It all happened so fast.
I remember taking a summer off three summers ago to celebrate graduating high school. This summer is my first free summer since then. Three summers ago I went to Canada twice, went to Bama Bound freshman orientation, read many books, saw Harry Potter and the Half Blood Prince in theatres, and had a huge birthday party where I lost my camera and turned 18. I learned to let go of many things and, most of all, learned who my true friends were.
At the end of that summer, my grandfather passed away. My family packed our car up and drove back to Canada. I cried more that week than I did the rest of the year. The day we returned to Muscle Shoals from Canada was frantic. I remember throwing all of my things into boxes and bags, because I was moving to Tuscaloosa early the next day.
And that’s how my time at The University of Alabama began. Nine days ago, I completed my journey, and while I am thrilled to have two bachelor’s degrees with my name on them, it feels strange. It’s strange to think about moving away and starting anew. In three months (or less), I will be living in Lincoln, Nebraska and attending the University of Nebraska-Lincoln. I will be in graduate school.
I lived in a dorm room for the last four years. I’ll be living in an apartment or small house for the next two. What a strange thought.
I realize these changes are part of growing up. Don’t get me wrong, I’m very excited about my future, but sometimes it’s a little overwhelming.
Over the last four years, I met hundreds of incredible people and went to more than a dozen new places including California, Texas, and Europe. I witnessed the devastating effects of nature and the triumph of a college town. I also lost a few friends here and there, but again, that’s life.
I learned early on that the worst anyone can say is no. Never be afraid to ask questions. I can proudly say I have been very successful and fortunate thus far in life. I’m almost 22 years old and have accomplished many things. I owe part of my success to my parents. My parents taught and continue to teach me the value of hard work. When I was little, my father gave me a piece of advice that I continue to follow: Always ask questions.
I’ve learned more from asking questions than from any book I have ever read. Most importantly, I learned that the worst anyone can really say is “no.”
So today, I have a few questions to ask you. I know I will learn more from my peers than from anyone else. Take a minute and leave a response with your thoughts on the following:
1. What’s the greatest piece of advice you’ve ever received?
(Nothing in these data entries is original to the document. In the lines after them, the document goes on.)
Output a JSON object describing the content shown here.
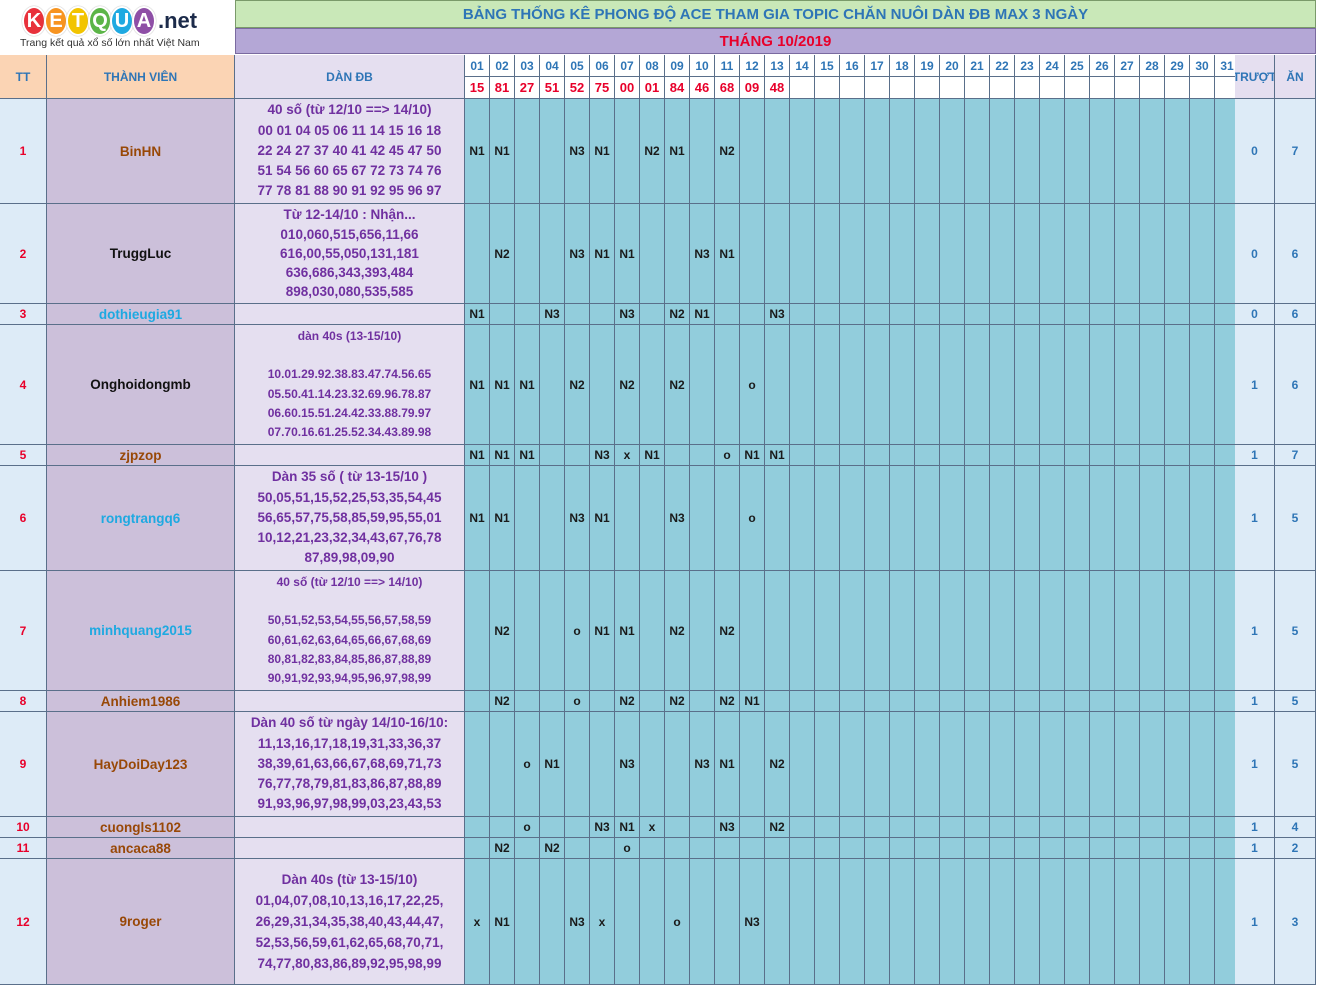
{
  "logo": {
    "letters": [
      "K",
      "E",
      "T",
      "Q",
      "U",
      "A"
    ],
    "letter_colors": [
      "#e8313b",
      "#f79420",
      "#f2c400",
      "#5bb547",
      "#1ea9e1",
      "#8e4fa6"
    ],
    "suffix": ".net",
    "tagline": "Trang kết quả xổ số lớn nhất Việt Nam"
  },
  "title": "BẢNG THỐNG KÊ PHONG ĐỘ ACE THAM GIA TOPIC CHĂN NUÔI DÀN ĐB MAX 3 NGÀY",
  "month": "THÁNG 10/2019",
  "headers": {
    "tt": "TT",
    "member": "THÀNH VIÊN",
    "dan": "DÀN ĐB",
    "truot": "TRƯỢT",
    "an": "ĂN"
  },
  "days": [
    "01",
    "02",
    "03",
    "04",
    "05",
    "06",
    "07",
    "08",
    "09",
    "10",
    "11",
    "12",
    "13",
    "14",
    "15",
    "16",
    "17",
    "18",
    "19",
    "20",
    "21",
    "22",
    "23",
    "24",
    "25",
    "26",
    "27",
    "28",
    "29",
    "30",
    "31"
  ],
  "results": [
    "15",
    "81",
    "27",
    "51",
    "52",
    "75",
    "00",
    "01",
    "84",
    "46",
    "68",
    "09",
    "48",
    "",
    "",
    "",
    "",
    "",
    "",
    "",
    "",
    "",
    "",
    "",
    "",
    "",
    "",
    "",
    "",
    "",
    ""
  ],
  "colors": {
    "name_brown": "#984807",
    "name_black": "#111111",
    "name_blue": "#1ea9e1"
  },
  "members": [
    {
      "tt": "1",
      "name": "BinHN",
      "name_color": "#984807",
      "dan_lines": [
        "40 số (từ 12/10 ==> 14/10)",
        "00 01 04 05 06 11 14 15 16 18",
        "22 24 27 37 40 41 42 45 47 50",
        "51 54 56 60 65 67 72 73 74 76",
        "77 78 81 88 90 91 92 95 96 97"
      ],
      "marks": {
        "1": "N1",
        "2": "N1",
        "5": "N3",
        "6": "N1",
        "8": "N2",
        "9": "N1",
        "11": "N2"
      },
      "truot": "0",
      "an": "7"
    },
    {
      "tt": "2",
      "name": "TruggLuc",
      "name_color": "#111111",
      "dan_lines": [
        "Từ 12-14/10 : Nhận...",
        "010,060,515,656,11,66",
        "616,00,55,050,131,181",
        "636,686,343,393,484",
        "898,030,080,535,585"
      ],
      "marks": {
        "2": "N2",
        "5": "N3",
        "6": "N1",
        "7": "N1",
        "10": "N3",
        "11": "N1"
      },
      "truot": "0",
      "an": "6"
    },
    {
      "tt": "3",
      "name": "dothieugia91",
      "name_color": "#1ea9e1",
      "dan_lines": [],
      "marks": {
        "1": "N1",
        "4": "N3",
        "7": "N3",
        "9": "N2",
        "10": "N1",
        "13": "N3"
      },
      "truot": "0",
      "an": "6"
    },
    {
      "tt": "4",
      "name": "Onghoidongmb",
      "name_color": "#111111",
      "dan_lines": [
        "dàn 40s (13-15/10)",
        "",
        "10.01.29.92.38.83.47.74.56.65",
        "05.50.41.14.23.32.69.96.78.87",
        "06.60.15.51.24.42.33.88.79.97",
        "07.70.16.61.25.52.34.43.89.98"
      ],
      "marks": {
        "1": "N1",
        "2": "N1",
        "3": "N1",
        "5": "N2",
        "7": "N2",
        "9": "N2",
        "12": "o"
      },
      "truot": "1",
      "an": "6"
    },
    {
      "tt": "5",
      "name": "zjpzop",
      "name_color": "#984807",
      "dan_lines": [],
      "marks": {
        "1": "N1",
        "2": "N1",
        "3": "N1",
        "6": "N3",
        "7": "x",
        "8": "N1",
        "11": "o",
        "12": "N1",
        "13": "N1"
      },
      "truot": "1",
      "an": "7"
    },
    {
      "tt": "6",
      "name": "rongtrangq6",
      "name_color": "#1ea9e1",
      "dan_lines": [
        "Dàn 35 số ( từ 13-15/10 )",
        "50,05,51,15,52,25,53,35,54,45",
        "56,65,57,75,58,85,59,95,55,01",
        "10,12,21,23,32,34,43,67,76,78",
        "87,89,98,09,90"
      ],
      "marks": {
        "1": "N1",
        "2": "N1",
        "5": "N3",
        "6": "N1",
        "9": "N3",
        "12": "o"
      },
      "truot": "1",
      "an": "5"
    },
    {
      "tt": "7",
      "name": "minhquang2015",
      "name_color": "#1ea9e1",
      "dan_lines": [
        "40 số (từ 12/10 ==> 14/10)",
        "",
        "50,51,52,53,54,55,56,57,58,59",
        "60,61,62,63,64,65,66,67,68,69",
        "80,81,82,83,84,85,86,87,88,89",
        "90,91,92,93,94,95,96,97,98,99"
      ],
      "marks": {
        "2": "N2",
        "5": "o",
        "6": "N1",
        "7": "N1",
        "9": "N2",
        "11": "N2"
      },
      "truot": "1",
      "an": "5"
    },
    {
      "tt": "8",
      "name": "Anhiem1986",
      "name_color": "#984807",
      "dan_lines": [],
      "marks": {
        "2": "N2",
        "5": "o",
        "7": "N2",
        "9": "N2",
        "11": "N2",
        "12": "N1"
      },
      "truot": "1",
      "an": "5"
    },
    {
      "tt": "9",
      "name": "HayDoiDay123",
      "name_color": "#984807",
      "dan_lines": [
        "Dàn 40 số từ ngày 14/10-16/10:",
        "11,13,16,17,18,19,31,33,36,37",
        "38,39,61,63,66,67,68,69,71,73",
        "76,77,78,79,81,83,86,87,88,89",
        "91,93,96,97,98,99,03,23,43,53"
      ],
      "marks": {
        "3": "o",
        "4": "N1",
        "7": "N3",
        "10": "N3",
        "11": "N1",
        "13": "N2"
      },
      "truot": "1",
      "an": "5"
    },
    {
      "tt": "10",
      "name": "cuongls1102",
      "name_color": "#984807",
      "dan_lines": [],
      "marks": {
        "3": "o",
        "6": "N3",
        "7": "N1",
        "8": "x",
        "11": "N3",
        "13": "N2"
      },
      "truot": "1",
      "an": "4"
    },
    {
      "tt": "11",
      "name": "ancaca88",
      "name_color": "#984807",
      "dan_lines": [],
      "marks": {
        "2": "N2",
        "4": "N2",
        "7": "o"
      },
      "truot": "1",
      "an": "2"
    },
    {
      "tt": "12",
      "name": "9roger",
      "name_color": "#984807",
      "dan_lines": [
        "Dàn 40s (từ 13-15/10)",
        "01,04,07,08,10,13,16,17,22,25,",
        "26,29,31,34,35,38,40,43,44,47,",
        "52,53,56,59,61,62,65,68,70,71,",
        "74,77,80,83,86,89,92,95,98,99"
      ],
      "marks": {
        "1": "x",
        "2": "N1",
        "5": "N3",
        "6": "x",
        "9": "o",
        "12": "N3"
      },
      "truot": "1",
      "an": "3"
    }
  ]
}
2. Who are your role models and why?
3. What about your life today feels strange?
Thank you for following me on my journey from a scared college freshman (aren’t they all?) to the woman I have become today.